The Safe-Asset Share
AbstractWe document that the percentage of all U.S. assets that are "safe" has remained stable at about 33 percent since 1952. This stable ratio is a rare example of calm in a rapidly changing financial world. Over the same time period, the ratio of U.S. assets to GDP has increased by a factor of 2.5, and the main supplier of safe financial debt has shifted from commercial banks to the "shadow banking system." We analyze this pattern of stylized facts and offer some tentative conclusions about the composition of the safe-asset share and its role within the overall economy.
Download InfoIf you experience problems downloading a file, check if you have the proper application to view it first. In case of further problems read the IDEAS help page. Note that these files are not on the IDEAS site. Please be patient as the files may be large.

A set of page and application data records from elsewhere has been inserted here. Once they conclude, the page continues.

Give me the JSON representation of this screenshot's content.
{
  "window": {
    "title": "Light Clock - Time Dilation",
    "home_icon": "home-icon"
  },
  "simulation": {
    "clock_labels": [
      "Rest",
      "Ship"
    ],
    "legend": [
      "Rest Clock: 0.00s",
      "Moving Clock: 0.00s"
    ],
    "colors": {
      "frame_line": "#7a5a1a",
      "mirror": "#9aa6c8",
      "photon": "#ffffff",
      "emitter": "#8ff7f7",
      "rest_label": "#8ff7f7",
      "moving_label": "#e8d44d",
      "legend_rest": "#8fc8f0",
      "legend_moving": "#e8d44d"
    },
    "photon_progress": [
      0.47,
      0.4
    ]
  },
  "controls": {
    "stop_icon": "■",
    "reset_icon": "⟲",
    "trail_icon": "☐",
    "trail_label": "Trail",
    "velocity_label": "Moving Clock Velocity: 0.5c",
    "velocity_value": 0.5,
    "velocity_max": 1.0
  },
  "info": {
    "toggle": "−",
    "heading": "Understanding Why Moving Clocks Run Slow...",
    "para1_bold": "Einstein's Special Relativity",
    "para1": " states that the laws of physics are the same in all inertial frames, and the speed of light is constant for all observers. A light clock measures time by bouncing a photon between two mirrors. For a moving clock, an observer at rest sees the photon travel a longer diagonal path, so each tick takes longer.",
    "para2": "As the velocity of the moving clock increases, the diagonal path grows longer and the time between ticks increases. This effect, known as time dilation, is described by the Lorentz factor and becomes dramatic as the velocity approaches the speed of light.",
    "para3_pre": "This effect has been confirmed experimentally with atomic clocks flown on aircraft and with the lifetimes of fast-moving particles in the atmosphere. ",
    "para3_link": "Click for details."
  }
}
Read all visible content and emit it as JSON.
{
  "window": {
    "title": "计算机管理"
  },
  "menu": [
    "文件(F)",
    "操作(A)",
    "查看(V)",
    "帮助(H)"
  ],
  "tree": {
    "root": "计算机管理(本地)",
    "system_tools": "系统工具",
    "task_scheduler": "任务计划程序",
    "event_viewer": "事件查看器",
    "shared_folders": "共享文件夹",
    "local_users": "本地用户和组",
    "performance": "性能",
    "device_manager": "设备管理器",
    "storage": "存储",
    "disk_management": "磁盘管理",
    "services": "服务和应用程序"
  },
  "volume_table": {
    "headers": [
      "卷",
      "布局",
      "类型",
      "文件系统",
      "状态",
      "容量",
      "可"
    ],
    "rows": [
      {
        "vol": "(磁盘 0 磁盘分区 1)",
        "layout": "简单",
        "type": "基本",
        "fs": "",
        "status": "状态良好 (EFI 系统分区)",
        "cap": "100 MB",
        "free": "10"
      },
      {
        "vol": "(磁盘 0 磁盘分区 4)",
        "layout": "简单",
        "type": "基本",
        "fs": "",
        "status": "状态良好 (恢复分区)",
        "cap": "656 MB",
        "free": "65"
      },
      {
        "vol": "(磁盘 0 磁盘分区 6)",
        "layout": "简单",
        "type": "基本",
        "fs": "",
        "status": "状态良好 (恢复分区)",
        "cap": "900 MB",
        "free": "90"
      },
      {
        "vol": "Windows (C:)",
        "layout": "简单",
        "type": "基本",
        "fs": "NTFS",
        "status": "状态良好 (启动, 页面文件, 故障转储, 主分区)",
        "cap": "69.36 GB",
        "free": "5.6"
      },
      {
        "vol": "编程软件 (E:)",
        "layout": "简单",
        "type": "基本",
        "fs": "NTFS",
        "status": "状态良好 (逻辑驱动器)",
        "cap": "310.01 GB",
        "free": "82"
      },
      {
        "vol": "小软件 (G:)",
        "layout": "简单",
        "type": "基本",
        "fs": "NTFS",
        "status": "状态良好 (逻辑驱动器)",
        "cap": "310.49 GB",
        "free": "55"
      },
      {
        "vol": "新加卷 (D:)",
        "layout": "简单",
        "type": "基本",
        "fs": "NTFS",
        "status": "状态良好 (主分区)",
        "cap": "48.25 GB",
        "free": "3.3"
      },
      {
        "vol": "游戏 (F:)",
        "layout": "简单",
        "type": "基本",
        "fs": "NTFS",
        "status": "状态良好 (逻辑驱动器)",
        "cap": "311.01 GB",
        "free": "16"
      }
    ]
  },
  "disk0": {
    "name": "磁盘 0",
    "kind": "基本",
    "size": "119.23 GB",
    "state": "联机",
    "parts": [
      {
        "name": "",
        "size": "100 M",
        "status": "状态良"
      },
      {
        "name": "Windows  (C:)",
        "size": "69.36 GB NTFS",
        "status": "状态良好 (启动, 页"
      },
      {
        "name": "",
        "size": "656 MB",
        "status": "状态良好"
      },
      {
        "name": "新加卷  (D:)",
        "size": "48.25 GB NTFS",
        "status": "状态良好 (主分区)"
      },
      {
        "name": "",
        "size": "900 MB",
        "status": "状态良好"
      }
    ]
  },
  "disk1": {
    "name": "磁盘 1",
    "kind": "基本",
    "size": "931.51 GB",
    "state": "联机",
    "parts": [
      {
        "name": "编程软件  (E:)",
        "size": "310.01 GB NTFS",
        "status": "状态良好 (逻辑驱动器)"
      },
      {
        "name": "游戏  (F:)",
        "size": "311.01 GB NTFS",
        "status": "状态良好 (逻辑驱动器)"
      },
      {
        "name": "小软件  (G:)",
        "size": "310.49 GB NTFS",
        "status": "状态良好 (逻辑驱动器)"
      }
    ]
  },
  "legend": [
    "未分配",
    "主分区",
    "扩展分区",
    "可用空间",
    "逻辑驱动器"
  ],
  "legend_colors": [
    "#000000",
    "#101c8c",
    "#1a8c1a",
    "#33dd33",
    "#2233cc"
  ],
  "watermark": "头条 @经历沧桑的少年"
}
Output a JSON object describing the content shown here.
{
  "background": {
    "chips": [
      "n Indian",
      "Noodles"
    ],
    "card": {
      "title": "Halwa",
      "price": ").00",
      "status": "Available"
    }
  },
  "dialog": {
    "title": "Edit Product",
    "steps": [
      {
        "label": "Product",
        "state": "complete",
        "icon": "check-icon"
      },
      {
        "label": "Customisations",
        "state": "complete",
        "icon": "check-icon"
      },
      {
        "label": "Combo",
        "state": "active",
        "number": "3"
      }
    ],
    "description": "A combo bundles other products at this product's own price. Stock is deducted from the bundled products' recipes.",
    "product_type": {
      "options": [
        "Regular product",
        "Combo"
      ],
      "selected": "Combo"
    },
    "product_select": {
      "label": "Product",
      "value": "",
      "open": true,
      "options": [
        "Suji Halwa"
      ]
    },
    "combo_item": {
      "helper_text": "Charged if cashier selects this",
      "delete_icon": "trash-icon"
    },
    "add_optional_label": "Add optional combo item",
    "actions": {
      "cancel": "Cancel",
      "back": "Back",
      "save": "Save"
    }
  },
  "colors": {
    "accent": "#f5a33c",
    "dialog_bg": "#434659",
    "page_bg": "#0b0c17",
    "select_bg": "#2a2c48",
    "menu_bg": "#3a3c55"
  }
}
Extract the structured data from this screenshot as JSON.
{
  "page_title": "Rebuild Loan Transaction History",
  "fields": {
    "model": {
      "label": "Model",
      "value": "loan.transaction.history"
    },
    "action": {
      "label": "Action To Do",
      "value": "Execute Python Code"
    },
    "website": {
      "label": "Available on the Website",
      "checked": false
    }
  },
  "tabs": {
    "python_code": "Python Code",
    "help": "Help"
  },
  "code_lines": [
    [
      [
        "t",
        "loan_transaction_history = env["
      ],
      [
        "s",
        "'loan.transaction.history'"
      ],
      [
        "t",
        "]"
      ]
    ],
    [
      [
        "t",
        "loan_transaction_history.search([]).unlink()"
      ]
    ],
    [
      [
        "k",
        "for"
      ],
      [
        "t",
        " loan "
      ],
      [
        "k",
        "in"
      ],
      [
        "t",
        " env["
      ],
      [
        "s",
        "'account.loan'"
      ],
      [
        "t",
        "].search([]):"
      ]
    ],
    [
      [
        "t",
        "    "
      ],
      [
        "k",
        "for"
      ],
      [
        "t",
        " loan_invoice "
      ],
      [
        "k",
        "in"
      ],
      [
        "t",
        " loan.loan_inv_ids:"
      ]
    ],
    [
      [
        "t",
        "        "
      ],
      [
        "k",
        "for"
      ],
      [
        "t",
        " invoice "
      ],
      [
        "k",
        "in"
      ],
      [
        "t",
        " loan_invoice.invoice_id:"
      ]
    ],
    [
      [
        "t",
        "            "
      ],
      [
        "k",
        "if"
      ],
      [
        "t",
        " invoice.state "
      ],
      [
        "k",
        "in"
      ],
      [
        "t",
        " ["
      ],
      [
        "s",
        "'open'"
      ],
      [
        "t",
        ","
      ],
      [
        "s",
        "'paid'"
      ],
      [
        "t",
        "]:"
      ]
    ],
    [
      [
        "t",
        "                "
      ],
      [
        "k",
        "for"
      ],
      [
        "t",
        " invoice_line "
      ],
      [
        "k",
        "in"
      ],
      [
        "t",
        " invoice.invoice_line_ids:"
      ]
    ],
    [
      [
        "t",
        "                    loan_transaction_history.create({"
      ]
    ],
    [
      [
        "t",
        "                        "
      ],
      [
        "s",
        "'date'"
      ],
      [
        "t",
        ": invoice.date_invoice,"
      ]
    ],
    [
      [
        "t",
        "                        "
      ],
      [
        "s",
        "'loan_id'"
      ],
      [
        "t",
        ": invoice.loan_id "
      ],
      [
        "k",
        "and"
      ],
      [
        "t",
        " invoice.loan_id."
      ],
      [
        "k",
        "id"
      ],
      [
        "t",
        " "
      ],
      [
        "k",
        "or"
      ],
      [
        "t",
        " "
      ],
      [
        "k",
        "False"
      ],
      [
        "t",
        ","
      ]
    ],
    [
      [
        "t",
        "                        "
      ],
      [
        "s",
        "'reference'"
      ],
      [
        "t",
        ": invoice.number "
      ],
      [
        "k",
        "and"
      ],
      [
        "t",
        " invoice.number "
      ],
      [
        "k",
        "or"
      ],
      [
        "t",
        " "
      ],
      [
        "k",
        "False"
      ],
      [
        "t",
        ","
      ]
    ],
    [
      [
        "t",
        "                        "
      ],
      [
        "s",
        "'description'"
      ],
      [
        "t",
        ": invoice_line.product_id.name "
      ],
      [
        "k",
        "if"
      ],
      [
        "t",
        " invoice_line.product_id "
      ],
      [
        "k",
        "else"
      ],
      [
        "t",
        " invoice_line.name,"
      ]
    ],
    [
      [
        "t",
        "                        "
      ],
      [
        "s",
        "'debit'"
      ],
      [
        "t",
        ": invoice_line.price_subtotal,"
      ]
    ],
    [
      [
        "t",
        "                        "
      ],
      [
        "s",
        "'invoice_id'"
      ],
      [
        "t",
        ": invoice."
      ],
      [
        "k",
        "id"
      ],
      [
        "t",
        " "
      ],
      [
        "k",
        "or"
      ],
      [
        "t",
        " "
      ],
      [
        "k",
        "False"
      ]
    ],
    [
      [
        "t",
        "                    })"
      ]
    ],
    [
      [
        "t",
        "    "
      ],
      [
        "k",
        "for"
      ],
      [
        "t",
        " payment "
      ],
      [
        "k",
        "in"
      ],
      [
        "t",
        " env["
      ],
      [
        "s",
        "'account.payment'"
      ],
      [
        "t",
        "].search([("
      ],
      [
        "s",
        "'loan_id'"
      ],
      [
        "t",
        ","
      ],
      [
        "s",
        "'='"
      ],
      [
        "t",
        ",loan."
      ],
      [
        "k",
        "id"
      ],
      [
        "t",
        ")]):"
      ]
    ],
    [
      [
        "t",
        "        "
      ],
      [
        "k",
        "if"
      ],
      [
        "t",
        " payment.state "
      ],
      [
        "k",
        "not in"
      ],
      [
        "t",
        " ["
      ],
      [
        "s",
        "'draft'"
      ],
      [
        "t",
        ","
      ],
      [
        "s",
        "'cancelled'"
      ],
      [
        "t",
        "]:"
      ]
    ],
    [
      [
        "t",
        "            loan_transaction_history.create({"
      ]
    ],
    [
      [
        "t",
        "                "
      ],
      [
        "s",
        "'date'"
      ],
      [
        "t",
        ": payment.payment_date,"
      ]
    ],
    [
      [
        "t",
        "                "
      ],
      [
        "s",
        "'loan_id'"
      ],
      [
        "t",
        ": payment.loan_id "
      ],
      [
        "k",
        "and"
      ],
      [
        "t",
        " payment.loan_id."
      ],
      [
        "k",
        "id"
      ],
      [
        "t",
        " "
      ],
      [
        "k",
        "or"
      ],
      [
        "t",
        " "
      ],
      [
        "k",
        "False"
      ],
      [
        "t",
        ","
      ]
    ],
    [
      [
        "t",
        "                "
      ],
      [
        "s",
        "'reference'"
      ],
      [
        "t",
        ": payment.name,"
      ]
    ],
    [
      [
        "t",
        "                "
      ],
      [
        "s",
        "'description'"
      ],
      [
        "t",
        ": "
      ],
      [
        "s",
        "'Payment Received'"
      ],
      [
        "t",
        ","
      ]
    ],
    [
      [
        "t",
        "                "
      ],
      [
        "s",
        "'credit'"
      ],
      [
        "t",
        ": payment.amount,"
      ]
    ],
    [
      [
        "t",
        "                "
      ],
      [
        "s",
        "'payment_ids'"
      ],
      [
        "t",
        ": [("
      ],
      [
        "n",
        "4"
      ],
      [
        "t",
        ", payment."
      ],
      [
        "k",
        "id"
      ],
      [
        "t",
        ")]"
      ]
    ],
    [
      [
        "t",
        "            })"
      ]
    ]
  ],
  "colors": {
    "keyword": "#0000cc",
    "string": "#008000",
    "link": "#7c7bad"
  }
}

As the access to this document is restricted, you may want to look for a different version under "Related research" (further below) or search for a different version of it.
Bibliographic InfoArticle provided by American Economic Association in its journal American Economic Review.
Volume (Year): 102 (2012)
Issue (Month): 3 (May)
Other versions of this item:
- E02 - Macroeconomics and Monetary Economics - - General - - - Institutions and the Macroeconomy
- E41 - Macroeconomics and Monetary Economics - - Money and Interest Rates - - - Demand for Money
- E44 - Macroeconomics and Monetary Economics - - Money and Interest Rates - - - Financial Markets and the Macroeconomy
- E52 - Macroeconomics and Monetary Economics - - Monetary Policy, Central Banking, and the Supply of Money and Credit - - - Monetary Policy
- G2 - Financial Economics - - Financial Institutions and Services
- G21 - Financial Economics - - Financial Institutions and Services - - - Banks; Other Depository Institutions; Micro Finance Institutions; Mortgages
Please report citation or reference errors to , or , if you are the registered author of the cited work, log in to your RePEc Author Service profile, click on "citations" and make appropriate adjustments.:
- Moritz Schularick & Alan M. Taylor, 2009.
"Credit Booms Gone Bust: Monetary Policy, Leverage Cycles and Financial Crises, 1870–2008,"
NBER Working Papers
15512, National Bureau of Economic Research, Inc.
- Moritz Schularick & Alan M. Taylor, 2012. "Credit Booms Gone Bust: Monetary Policy, Leverage Cycles, and Financial Crises, 1870-2008," American Economic Review, American Economic Association, American Economic Association, vol. 102(2), pages 1029-61, April.
- Schularick, Moritz & Taylor, Alan M., 2009. "Credit Booms Gone Bust: Monetary Policy, Leverage Cycles and Financial Crises, 1870-2008," CEPR Discussion Papers, C.E.P.R. Discussion Papers 7570, C.E.P.R. Discussion Papers.
- Angel Ubide, 2013. "How to Form a More Perfect European Banking Union," Policy Briefs PB13-23, Peterson Institute for International Economics.
- Harold L. Cole & Thomas F. Cooley, 2014. "Rating Agencies," NBER Working Papers 19972, National Bureau of Economic Research, Inc.
- Michael Kumhof & Jaromir Benes, 2012. "The Chicago Plan Revisited," IMF Working Papers 12/202, International Monetary Fund.
- Michael Andreasch & Pirmin Fessler & Martin SchÃ¼rz, 2012. "Savings Deposits in Austria â€“ A Safety Net in Times of Crisis," Monetary Policy & the Economy, Oesterreichische Nationalbank (Austrian Central Bank), issue 2, pages 81â€“95.
- Thomas Philippon, 2012. "Has the U.S. Finance Industry Become Less Efficient? On the Theory and Measurement of Financial Intermediation," NBER Working Papers 18077, National Bureau of Economic Research, Inc.
- G. Chiesa, 2014. "Safe Assets’ Scarcity, Liquidity and Spreads," Working Papers wp927, Dipartimento Scienze Economiche, Universita' di Bologna.
For technical questions regarding this item, or to correct its authors, title, abstract, bibliographic or download information, contact: (Jane Voros) or (Michael P. Albert).
If you have authored this item and are not yet registered with RePEc, we encourage you to do it here. This allows to link your profile to this item. It also allows you to accept potential citations to this item that we are uncertain about.
If references are entirely missing, you can add them using this form.
If the full references list an item that is present in RePEc, but the system did not link to it, you can help with this form.
If you know of missing items citing this one, you can help us creating those links by adding the relevant references in the same way as above, for each refering item. If you are a registered author of this item, you may also want to check the "citations" tab in your profile, as there may be some citations waiting for confirmation.
Please note that corrections may take a couple of weeks to filter through the various RePEc services.